Exercise brief. Write the records out once more, exactly as they appear below.

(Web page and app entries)
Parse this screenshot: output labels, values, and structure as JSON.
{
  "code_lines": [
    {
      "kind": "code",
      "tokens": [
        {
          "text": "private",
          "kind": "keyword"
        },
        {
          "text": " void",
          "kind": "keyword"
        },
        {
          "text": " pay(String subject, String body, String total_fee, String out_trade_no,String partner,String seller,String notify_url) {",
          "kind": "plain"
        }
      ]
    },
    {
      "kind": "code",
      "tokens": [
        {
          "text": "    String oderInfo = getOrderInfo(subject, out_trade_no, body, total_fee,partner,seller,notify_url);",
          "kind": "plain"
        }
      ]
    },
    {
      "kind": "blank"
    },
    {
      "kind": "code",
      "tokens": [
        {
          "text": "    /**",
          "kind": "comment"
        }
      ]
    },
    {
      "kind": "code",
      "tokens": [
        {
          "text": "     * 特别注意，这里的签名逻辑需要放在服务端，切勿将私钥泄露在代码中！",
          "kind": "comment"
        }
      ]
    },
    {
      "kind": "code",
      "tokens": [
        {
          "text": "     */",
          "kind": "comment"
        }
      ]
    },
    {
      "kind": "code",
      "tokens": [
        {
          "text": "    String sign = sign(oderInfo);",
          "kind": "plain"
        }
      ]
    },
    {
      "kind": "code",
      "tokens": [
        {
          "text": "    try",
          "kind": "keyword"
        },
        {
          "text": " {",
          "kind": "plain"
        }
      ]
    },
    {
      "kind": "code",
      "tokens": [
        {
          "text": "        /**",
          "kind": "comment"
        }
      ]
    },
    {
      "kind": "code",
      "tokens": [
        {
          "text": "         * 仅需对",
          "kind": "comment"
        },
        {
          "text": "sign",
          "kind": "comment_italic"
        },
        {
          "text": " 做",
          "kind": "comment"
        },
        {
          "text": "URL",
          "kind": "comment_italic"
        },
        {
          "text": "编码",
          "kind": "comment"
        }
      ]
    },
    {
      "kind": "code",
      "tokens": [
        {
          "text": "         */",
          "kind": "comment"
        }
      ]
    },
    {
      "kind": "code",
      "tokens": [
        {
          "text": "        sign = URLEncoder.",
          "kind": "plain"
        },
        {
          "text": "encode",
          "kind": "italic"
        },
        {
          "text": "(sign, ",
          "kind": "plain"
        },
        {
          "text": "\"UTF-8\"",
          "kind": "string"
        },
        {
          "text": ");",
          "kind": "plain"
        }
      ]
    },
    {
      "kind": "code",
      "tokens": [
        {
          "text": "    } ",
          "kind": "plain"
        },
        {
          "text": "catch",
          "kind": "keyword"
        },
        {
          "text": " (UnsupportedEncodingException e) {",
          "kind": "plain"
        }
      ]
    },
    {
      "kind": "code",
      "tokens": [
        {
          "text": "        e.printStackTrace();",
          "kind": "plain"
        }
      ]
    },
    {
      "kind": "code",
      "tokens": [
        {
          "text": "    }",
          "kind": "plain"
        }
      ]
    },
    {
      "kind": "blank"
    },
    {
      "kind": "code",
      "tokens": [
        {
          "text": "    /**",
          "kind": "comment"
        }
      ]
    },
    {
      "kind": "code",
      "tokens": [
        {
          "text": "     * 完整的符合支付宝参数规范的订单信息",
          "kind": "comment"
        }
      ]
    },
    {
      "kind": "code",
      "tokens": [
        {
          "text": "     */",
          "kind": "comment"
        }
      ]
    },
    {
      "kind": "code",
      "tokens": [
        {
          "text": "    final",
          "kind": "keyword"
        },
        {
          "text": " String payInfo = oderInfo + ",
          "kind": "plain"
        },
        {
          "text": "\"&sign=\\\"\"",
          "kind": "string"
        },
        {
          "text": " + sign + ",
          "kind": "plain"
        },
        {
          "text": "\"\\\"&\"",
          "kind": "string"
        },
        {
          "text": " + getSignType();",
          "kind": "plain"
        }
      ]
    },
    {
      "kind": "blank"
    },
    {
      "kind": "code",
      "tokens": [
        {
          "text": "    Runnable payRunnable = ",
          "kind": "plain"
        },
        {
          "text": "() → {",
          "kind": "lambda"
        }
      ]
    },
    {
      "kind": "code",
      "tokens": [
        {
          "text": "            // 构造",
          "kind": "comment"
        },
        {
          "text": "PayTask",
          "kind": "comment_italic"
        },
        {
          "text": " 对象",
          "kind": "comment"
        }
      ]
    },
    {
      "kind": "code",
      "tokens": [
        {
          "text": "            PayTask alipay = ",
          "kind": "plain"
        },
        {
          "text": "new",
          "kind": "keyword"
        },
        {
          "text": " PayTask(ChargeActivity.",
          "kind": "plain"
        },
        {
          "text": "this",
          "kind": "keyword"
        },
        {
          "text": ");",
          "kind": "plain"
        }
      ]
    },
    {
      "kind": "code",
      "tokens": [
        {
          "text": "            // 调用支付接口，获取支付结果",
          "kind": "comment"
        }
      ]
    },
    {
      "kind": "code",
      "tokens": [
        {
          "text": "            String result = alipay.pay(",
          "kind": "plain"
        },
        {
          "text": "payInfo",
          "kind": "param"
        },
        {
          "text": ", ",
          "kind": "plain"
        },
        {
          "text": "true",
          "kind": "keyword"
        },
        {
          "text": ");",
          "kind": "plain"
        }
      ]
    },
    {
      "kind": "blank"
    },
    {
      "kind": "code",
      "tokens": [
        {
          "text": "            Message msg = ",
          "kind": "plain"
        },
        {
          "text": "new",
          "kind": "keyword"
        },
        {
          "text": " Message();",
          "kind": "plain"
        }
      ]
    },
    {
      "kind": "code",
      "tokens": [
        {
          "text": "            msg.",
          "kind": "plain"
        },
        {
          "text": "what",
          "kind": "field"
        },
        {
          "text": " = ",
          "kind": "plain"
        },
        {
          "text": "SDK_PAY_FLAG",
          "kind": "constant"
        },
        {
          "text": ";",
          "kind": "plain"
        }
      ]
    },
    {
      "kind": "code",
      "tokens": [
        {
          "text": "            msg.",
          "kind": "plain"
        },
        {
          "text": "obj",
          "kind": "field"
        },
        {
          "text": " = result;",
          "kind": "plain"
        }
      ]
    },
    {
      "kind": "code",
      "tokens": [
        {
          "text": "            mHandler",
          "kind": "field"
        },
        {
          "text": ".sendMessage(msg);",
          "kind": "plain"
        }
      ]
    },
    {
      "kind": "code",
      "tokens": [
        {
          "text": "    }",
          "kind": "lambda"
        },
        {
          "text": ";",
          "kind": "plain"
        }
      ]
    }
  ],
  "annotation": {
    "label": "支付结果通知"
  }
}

Result of the exercise.
Parse this screenshot: output labels, values, and structure as JSON.
{
  "code_lines": [
    {
      "kind": "code",
      "tokens": [
        {
          "text": "private",
          "kind": "keyword"
        },
        {
          "text": " void",
          "kind": "keyword"
        },
        {
          "text": " pay(String subject, String body, String total_fee, String out_trade_no,String partner,String seller,String notify_url) {",
          "kind": "plain"
        }
      ]
    },
    {
      "kind": "code",
      "tokens": [
        {
          "text": "    String oderInfo = getOrderInfo(subject, out_trade_no, body, total_fee,partner,seller,notify_url);",
          "kind": "plain"
        }
      ]
    },
    {
      "kind": "blank"
    },
    {
      "kind": "code",
      "tokens": [
        {
          "text": "    /**",
          "kind": "comment"
        }
      ]
    },
    {
      "kind": "code",
      "tokens": [
        {
          "text": "     * 特别注意，这里的签名逻辑需要放在服务端，切勿将私钥泄露在代码中！",
          "kind": "comment"
        }
      ]
    },
    {
      "kind": "code",
      "tokens": [
        {
          "text": "     */",
          "kind": "comment"
        }
      ]
    },
    {
      "kind": "code",
      "tokens": [
        {
          "text": "    String sign = sign(oderInfo);",
          "kind": "plain"
        }
      ]
    },
    {
      "kind": "code",
      "tokens": [
        {
          "text": "    try",
          "kind": "keyword"
        },
        {
          "text": " {",
          "kind": "plain"
        }
      ]
    },
    {
      "kind": "code",
      "tokens": [
        {
          "text": "        /**",
          "kind": "comment"
        }
      ]
    },
    {
      "kind": "code",
      "tokens": [
        {
          "text": "         * 仅需对",
          "kind": "comment"
        },
        {
          "text": "sign",
          "kind": "comment_italic"
        },
        {
          "text": " 做",
          "kind": "comment"
        },
        {
          "text": "URL",
          "kind": "comment_italic"
        },
        {
          "text": "编码",
          "kind": "comment"
        }
      ]
    },
    {
      "kind": "code",
      "tokens": [
        {
          "text": "         */",
          "kind": "comment"
        }
      ]
    },
    {
      "kind": "code",
      "tokens": [
        {
          "text": "        sign = URLEncoder.",
          "kind": "plain"
        },
        {
          "text": "encode",
          "kind": "italic"
        },
        {
          "text": "(sign, ",
          "kind": "plain"
        },
        {
          "text": "\"UTF-8\"",
          "kind": "string"
        },
        {
          "text": ");",
          "kind": "plain"
        }
      ]
    },
    {
      "kind": "code",
      "tokens": [
        {
          "text": "    } ",
          "kind": "plain"
        },
        {
          "text": "catch",
          "kind": "keyword"
        },
        {
          "text": " (UnsupportedEncodingException e) {",
          "kind": "plain"
        }
      ]
    },
    {
      "kind": "code",
      "tokens": [
        {
          "text": "        e.printStackTrace();",
          "kind": "plain"
        }
      ]
    },
    {
      "kind": "code",
      "tokens": [
        {
          "text": "    }",
          "kind": "plain"
        }
      ]
    },
    {
      "kind": "blank"
    },
    {
      "kind": "code",
      "tokens": [
        {
          "text": "    /**",
          "kind": "comment"
        }
      ]
    },
    {
      "kind": "code",
      "tokens": [
        {
          "text": "     * 完整的符合支付宝参数规范的订单信息",
          "kind": "comment"
        }
      ]
    },
    {
      "kind": "code",
      "tokens": [
        {
          "text": "     */",
          "kind": "comment"
        }
      ]
    },
    {
      "kind": "code",
      "tokens": [
        {
          "text": "    final",
          "kind": "keyword"
        },
        {
          "text": " String payInfo = oderInfo + ",
          "kind": "plain"
        },
        {
          "text": "\"&sign=\\\"\"",
          "kind": "string"
        },
        {
          "text": " + sign + ",
          "kind": "plain"
        },
        {
          "text": "\"\\\"&\"",
          "kind": "string"
        },
        {
          "text": " + getSignType();",
          "kind": "plain"
        }
      ]
    },
    {
      "kind": "blank"
    },
    {
      "kind": "code",
      "tokens": [
        {
          "text": "    Runnable payRunnable = ",
          "kind": "plain"
        },
        {
          "text": "() → {",
          "kind": "lambda"
        }
      ]
    },
    {
      "kind": "code",
      "tokens": [
        {
          "text": "            // 构造",
          "kind": "comment"
        },
        {
          "text": "PayTask",
          "kind": "comment_italic"
        },
        {
          "text": " 对象",
          "kind": "comment"
        }
      ]
    },
    {
      "kind": "code",
      "tokens": [
        {
          "text": "            PayTask alipay = ",
          "kind": "plain"
        },
        {
          "text": "new",
          "kind": "keyword"
        },
        {
          "text": " PayTask(ChargeActivity.",
          "kind": "plain"
        },
        {
          "text": "this",
          "kind": "keyword"
        },
        {
          "text": ");",
          "kind": "plain"
        }
      ]
    },
    {
      "kind": "code",
      "tokens": [
        {
          "text": "            // 调用支付接口，获取支付结果",
          "kind": "comment"
        }
      ]
    },
    {
      "kind": "code",
      "tokens": [
        {
          "text": "            String result = alipay.pay(",
          "kind": "plain"
        },
        {
          "text": "payInfo",
          "kind": "param"
        },
        {
          "text": ", ",
          "kind": "plain"
        },
        {
          "text": "true",
          "kind": "keyword"
        },
        {
          "text": ");",
          "kind": "plain"
        }
      ]
    },
    {
      "kind": "blank"
    },
    {
      "kind": "code",
      "tokens": [
        {
          "text": "            Message msg = ",
          "kind": "plain"
        },
        {
          "text": "new",
          "kind": "keyword"
        },
        {
          "text": " Message();",
          "kind": "plain"
        }
      ]
    },
    {
      "kind": "code",
      "tokens": [
        {
          "text": "            msg.",
          "kind": "plain"
        },
        {
          "text": "what",
          "kind": "field"
        },
        {
          "text": " = ",
          "kind": "plain"
        },
        {
          "text": "SDK_PAY_FLAG",
          "kind": "constant"
        },
        {
          "text": ";",
          "kind": "plain"
        }
      ]
    },
    {
      "kind": "code",
      "tokens": [
        {
          "text": "            msg.",
          "kind": "plain"
        },
        {
          "text": "obj",
          "kind": "field"
        },
        {
          "text": " = result;",
          "kind": "plain"
        }
      ]
    },
    {
      "kind": "code",
      "tokens": [
        {
          "text": "            mHandler",
          "kind": "field"
        },
        {
          "text": ".sendMessage(msg);",
          "kind": "plain"
        }
      ]
    },
    {
      "kind": "code",
      "tokens": [
        {
          "text": "    }",
          "kind": "lambda"
        },
        {
          "text": ";",
          "kind": "plain"
        }
      ]
    }
  ],
  "annotation": {
    "label": "支付结果通知"
  }
}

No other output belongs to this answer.